Every year, Americans remind themselves of the Pilgrims. Children in school don black costumes, buckled hats and shoes, or wampum and feathers to reenact that most national of American holidays. Yet, the rosy glow that once surrounded the telling of our first Thanksgiving has clouded as the legacy of these Puritan founders has been blamed for some of the worst in America’s history: our brutal treatment of the natives, the shortcomings of the Protestant work ethic, even America’s hypocritical attitudes towards sexuality (the latter a flaw more attributable to the Victorians than to 17th century Elizabethans).
My life changed dramatically when I discovered that my father’s family were descended from the Puritans who left England for religious reasons to settle in Massachusetts. As a Californian, I knew nothing of my father’s deeper ancestry or of anything that linked me to New England, so I was surprised to learn -- through a chance meeting with a 10th cousin -- that my ancestor was a Yorkshire shoemaker who left his native land along with his entire congregation in 1638. Inspired by Alex Haley’s Roots and the genealogical work of African-American scholar Henry Louis Gates, I began to study “my” people more seriously and unwittingly became one of their staunchest defenders.
“Puritan” was originally a derisive term aimed at a group of reformers who wanted England’s church and society to further purify itself of idolatry and corruption subsequent to Henry VIII’s break-up with the Vatican. As the Puritans met resistance and scorn, they formed their own sects. Their charismatic preachers were hounded and tossed in jail and congregations took to hiding in secret. They were radicals. They wanted changes in how their church and government treated them. They were innately anti-authoritarian, communal, and visionary when many of their Old World countrymen just wanted calm after decades of strife and war. Only strong beliefs in their ability to recreate themselves and their society could have sustained them through subsequent years.
Their life-transforming mission, undertaken in devout seriousness, drew on principles of self-determination and resilience. Their sermons, letters, journals and poems attest to rigorous self-examination and an inherent optimism in their ability to create change. They came to America between 1620 and 1640 in order to establish ideal communities that would encourage every soul to bloom. But they encountered what it means to be both human and angel, flesh, blood and soul. It is an awesome thing to set high standards for oneself and one’s community.
In some ways, they were America’s first great failures – their experiment in New England only lasted 50 to 70 years. Intense fractures over theological interpretation and how to create “godly” communities resulted in heresies and expulsions; innocents were tried as “witches” and tensions between commercial, political, and religious interests led to further splintering and spiritual exhaustion.
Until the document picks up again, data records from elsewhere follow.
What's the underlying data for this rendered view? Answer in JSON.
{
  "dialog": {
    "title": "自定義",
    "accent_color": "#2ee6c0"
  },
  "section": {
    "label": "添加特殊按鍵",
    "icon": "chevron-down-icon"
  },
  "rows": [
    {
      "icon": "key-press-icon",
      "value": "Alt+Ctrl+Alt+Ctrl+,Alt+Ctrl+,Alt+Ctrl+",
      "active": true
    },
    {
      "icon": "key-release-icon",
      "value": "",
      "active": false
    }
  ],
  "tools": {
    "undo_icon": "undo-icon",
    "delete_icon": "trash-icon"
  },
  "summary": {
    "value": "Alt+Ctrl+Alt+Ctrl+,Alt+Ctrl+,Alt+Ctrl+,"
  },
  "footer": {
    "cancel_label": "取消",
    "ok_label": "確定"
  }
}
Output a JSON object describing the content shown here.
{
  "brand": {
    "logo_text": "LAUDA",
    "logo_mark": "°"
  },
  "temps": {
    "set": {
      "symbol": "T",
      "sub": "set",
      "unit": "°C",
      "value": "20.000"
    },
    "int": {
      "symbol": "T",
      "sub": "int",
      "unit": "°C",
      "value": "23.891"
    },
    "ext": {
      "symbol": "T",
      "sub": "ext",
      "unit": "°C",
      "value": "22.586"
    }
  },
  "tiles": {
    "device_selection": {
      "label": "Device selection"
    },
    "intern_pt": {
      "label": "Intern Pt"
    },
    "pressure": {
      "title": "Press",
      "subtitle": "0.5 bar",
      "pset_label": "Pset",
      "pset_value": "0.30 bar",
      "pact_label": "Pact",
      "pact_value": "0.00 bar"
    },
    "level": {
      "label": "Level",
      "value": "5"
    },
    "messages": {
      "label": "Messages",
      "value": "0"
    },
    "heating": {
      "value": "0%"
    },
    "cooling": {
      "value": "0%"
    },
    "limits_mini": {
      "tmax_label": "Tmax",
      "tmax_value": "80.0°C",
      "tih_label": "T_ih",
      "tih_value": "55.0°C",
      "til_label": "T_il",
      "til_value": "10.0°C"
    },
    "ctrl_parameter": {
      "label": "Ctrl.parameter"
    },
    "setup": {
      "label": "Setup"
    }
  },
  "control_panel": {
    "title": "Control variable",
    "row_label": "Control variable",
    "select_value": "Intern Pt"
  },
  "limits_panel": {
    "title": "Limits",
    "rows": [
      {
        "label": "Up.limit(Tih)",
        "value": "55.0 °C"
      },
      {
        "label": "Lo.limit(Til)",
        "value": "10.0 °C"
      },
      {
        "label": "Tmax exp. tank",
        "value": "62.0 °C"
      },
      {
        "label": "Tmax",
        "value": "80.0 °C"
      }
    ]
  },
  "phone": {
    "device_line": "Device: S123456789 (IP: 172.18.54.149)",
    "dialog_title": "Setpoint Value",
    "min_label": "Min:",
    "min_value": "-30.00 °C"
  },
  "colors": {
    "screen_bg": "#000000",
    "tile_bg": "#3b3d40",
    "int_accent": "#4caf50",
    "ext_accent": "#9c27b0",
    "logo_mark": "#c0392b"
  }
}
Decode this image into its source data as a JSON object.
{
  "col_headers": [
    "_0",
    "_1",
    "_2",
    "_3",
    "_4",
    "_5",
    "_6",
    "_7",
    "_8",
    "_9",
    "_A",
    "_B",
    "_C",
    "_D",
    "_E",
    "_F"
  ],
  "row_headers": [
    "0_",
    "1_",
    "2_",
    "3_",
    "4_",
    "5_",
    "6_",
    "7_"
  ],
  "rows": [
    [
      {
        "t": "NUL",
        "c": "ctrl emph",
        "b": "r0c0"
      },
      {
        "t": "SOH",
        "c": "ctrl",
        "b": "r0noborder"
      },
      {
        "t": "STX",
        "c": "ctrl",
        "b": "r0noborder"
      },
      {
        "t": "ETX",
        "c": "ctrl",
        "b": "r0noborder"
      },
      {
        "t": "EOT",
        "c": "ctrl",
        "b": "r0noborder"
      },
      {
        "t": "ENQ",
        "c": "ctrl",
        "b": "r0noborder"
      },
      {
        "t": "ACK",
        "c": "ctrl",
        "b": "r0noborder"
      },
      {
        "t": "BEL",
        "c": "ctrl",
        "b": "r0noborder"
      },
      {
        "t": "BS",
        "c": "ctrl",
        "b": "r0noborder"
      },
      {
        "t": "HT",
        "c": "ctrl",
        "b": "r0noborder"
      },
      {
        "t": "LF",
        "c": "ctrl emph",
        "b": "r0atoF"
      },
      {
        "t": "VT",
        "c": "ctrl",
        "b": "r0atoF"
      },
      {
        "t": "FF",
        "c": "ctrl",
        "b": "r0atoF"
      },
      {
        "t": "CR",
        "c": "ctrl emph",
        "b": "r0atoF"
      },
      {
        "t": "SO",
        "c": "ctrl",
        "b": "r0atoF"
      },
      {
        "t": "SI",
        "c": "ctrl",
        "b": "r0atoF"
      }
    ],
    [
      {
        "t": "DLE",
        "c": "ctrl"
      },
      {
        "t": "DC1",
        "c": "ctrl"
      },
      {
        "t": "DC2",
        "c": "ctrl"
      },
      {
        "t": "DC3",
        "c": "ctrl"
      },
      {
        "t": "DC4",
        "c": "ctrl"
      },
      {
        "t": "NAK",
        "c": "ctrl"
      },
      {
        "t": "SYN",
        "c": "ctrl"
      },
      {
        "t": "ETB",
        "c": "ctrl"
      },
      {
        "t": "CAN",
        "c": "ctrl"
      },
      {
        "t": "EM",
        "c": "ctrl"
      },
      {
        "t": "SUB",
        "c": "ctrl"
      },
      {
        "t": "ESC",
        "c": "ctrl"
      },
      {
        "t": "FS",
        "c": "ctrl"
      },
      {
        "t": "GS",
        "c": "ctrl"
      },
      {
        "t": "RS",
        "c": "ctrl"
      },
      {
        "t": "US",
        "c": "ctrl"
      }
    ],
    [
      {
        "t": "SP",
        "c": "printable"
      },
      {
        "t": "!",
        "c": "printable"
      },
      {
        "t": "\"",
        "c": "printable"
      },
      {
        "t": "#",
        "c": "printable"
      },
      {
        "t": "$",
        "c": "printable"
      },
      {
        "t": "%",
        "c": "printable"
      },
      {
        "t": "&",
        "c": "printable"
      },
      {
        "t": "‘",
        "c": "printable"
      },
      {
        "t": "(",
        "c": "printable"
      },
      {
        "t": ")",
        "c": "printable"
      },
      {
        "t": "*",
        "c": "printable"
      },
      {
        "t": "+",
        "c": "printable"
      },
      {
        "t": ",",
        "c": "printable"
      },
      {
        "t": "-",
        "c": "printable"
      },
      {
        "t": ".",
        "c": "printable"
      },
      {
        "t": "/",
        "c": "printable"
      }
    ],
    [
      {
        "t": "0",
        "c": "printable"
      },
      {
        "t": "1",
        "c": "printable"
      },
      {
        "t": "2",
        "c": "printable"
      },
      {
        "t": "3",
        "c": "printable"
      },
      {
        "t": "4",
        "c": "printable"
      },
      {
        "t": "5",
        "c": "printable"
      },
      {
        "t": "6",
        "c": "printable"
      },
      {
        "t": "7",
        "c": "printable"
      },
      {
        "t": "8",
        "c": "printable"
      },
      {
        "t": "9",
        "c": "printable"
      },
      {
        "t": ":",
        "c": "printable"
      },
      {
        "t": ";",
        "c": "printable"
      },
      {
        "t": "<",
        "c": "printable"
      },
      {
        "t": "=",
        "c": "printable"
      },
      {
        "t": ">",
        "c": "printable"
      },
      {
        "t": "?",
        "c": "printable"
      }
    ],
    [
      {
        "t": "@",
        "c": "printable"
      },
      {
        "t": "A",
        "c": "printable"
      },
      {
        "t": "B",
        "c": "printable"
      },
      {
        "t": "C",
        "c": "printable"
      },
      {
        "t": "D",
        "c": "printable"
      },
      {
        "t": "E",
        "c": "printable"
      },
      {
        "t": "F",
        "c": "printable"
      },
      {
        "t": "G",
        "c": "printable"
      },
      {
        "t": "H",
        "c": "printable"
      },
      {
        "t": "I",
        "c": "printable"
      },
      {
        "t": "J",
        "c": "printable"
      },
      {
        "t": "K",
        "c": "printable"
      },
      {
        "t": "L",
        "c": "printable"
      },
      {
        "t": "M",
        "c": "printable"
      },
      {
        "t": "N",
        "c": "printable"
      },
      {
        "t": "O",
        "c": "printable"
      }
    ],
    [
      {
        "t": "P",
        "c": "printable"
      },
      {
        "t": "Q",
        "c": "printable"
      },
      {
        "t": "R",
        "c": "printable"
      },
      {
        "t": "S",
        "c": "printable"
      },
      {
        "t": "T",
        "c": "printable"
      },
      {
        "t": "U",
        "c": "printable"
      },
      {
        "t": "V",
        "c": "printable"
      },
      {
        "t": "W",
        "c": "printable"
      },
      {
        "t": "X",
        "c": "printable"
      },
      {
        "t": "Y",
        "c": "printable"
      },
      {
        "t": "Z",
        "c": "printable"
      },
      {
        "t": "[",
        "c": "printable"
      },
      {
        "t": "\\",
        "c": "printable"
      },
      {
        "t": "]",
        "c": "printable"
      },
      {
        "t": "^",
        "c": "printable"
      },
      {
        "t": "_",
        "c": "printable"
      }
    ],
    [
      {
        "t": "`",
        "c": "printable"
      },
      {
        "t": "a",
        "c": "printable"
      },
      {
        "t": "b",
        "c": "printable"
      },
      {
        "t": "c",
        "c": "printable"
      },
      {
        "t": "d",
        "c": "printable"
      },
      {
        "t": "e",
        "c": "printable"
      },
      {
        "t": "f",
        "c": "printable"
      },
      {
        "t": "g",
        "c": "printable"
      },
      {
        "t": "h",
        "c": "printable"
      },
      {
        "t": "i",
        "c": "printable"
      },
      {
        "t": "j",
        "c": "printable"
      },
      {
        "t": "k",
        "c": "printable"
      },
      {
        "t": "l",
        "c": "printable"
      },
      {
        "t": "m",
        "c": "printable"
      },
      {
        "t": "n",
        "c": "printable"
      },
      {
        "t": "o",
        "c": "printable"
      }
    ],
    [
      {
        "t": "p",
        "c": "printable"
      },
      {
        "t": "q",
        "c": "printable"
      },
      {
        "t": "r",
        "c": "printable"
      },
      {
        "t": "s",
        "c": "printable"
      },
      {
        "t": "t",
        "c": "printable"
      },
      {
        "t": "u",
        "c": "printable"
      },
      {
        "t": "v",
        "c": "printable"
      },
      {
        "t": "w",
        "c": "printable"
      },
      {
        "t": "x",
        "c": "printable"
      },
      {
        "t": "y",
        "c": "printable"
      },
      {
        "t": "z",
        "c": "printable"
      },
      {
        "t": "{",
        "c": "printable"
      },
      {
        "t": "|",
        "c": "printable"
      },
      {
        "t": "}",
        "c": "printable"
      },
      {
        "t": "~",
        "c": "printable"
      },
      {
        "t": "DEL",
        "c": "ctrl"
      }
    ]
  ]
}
By the late 18th century, the Puritan movement survived mostly as a vestige in remnant churches and homesteads though many of their values continued to underpin a nascent American culture.
Perhaps it is only because I discovered my connection to these people that I came to be their rally girl. These were not the rugged individualists of America’s later frontier stories. These all-in founders insisted on civic participation, education, and strong local government; they were not above challenging their leaders. They believed in interdependence, cooperation, a relatively advanced egalitarianism, and resourcefulness. Marilyn Robinson, author of a study on Puritan thought in The Death of Adam, notes it was not in the aristocratic, deist culture of the South where the abolitionist movement first took root, but rather in the north where citizens felt an urgency of purpose about shaping society.